In January, U.S. Capitol Police officials said they would station more officers at Washington-area airports and at Union Station on busy travel days. The Capitol Police set up an online service so members can alert them of their travel plans. 

Earlier this month, acting Capitol Police Chef Yogananda Pittman told lawmakers the department had made a series of reforms meant to protect members. The department expanded its Dignitary Protection Division and launched a new recruitment efforts to fill out its officer ranks. It is in the process of opening field offices in Florida and California, and the department’s Civil Disturbance Unit has sent officers to trainings with the National Guard to bolster their riot response.

At the same time, a funding dispute is putting the Capitol Police in a cash crunch. Senate appropriators are working on legislation to allocate money to both the Capitol Police and the National Guard that deployed to protect the Capitol in the wake of the insurrection, but negotiations are stalling on a larger security bill. 
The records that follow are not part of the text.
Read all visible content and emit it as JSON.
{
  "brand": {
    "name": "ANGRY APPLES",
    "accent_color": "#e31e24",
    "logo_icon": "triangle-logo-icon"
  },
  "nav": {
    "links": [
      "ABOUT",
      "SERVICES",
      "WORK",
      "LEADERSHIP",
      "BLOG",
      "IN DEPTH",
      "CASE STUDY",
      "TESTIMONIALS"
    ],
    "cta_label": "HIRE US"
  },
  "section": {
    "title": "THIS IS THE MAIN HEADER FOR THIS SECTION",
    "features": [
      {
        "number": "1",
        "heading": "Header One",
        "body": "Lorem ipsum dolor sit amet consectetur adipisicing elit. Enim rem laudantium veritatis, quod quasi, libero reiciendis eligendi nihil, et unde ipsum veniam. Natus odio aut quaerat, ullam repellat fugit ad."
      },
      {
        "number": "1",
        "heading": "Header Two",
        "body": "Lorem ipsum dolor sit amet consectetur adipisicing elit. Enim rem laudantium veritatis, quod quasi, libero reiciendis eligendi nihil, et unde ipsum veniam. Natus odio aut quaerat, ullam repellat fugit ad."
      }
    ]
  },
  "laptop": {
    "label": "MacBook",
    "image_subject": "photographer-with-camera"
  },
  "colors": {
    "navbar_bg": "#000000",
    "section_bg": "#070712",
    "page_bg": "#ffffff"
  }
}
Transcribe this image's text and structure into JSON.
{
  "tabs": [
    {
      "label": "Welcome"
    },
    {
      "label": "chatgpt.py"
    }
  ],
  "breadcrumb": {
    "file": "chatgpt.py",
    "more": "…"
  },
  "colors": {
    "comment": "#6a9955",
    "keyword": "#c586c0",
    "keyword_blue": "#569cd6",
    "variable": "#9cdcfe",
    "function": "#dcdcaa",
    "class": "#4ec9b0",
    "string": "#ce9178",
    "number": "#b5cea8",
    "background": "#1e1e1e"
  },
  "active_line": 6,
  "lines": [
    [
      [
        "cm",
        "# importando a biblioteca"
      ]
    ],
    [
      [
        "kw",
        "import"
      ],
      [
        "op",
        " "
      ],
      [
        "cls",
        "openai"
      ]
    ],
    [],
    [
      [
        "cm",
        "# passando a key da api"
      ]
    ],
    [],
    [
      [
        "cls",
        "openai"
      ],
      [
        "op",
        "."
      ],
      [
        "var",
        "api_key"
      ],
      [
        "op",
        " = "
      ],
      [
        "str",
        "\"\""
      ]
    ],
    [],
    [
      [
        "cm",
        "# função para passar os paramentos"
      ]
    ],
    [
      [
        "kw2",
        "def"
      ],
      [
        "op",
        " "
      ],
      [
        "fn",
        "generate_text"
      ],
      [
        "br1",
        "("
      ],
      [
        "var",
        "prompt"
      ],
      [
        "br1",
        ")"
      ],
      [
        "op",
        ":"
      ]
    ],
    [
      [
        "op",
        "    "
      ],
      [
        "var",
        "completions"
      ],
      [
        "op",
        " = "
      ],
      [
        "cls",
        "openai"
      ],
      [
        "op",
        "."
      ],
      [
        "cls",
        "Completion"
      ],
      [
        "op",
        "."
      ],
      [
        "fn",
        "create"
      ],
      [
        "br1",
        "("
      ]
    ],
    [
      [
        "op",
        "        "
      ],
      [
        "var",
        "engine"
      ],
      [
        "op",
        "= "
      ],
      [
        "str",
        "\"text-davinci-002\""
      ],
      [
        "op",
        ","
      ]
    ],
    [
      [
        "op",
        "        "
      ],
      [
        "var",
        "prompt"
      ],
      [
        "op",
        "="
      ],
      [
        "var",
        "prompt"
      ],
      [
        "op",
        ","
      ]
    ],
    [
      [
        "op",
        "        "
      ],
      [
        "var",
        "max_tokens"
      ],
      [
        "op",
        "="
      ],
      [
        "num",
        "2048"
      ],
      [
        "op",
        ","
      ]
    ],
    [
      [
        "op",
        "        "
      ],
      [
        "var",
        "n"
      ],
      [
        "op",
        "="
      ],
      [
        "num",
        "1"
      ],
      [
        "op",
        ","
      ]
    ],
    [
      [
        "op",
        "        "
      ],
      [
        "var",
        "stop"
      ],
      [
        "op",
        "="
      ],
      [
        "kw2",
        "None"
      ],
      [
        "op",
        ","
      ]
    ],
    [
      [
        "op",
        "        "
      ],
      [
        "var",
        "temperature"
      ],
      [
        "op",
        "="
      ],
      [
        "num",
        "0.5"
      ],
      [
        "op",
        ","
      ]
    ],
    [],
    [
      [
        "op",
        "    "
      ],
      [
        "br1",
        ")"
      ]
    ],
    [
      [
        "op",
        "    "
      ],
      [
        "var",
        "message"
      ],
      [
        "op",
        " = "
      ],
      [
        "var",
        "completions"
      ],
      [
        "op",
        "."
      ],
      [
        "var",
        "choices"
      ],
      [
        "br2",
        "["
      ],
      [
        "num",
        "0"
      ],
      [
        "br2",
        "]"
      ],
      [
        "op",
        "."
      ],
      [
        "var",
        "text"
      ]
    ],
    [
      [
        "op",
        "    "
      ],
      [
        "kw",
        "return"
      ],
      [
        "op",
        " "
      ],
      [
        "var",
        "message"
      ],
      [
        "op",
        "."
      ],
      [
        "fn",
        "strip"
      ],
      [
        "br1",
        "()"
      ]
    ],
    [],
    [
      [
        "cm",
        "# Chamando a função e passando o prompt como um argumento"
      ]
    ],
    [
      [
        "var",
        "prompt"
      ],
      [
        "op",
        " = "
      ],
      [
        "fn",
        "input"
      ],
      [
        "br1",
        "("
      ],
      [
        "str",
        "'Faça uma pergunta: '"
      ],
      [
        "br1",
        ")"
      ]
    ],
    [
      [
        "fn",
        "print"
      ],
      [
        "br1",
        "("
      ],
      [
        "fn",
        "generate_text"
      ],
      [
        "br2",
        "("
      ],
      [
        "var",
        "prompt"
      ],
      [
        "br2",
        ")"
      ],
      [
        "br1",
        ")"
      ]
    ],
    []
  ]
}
Just last week, Senate Appropriations Committee Chairman Patrick LeahyPatrick Joseph LeahyDemocrats criticize FBI's handling of tip line in Kavanaugh investigation Lawmakers spend more on personal security in wake of insurrection Senate unanimously passes bill to strengthen crime victims fund MORE (D-Vt.) warned that the Capitol Police would have to begin cutting officer salaries as early as next month if a new funding package isn’t passed.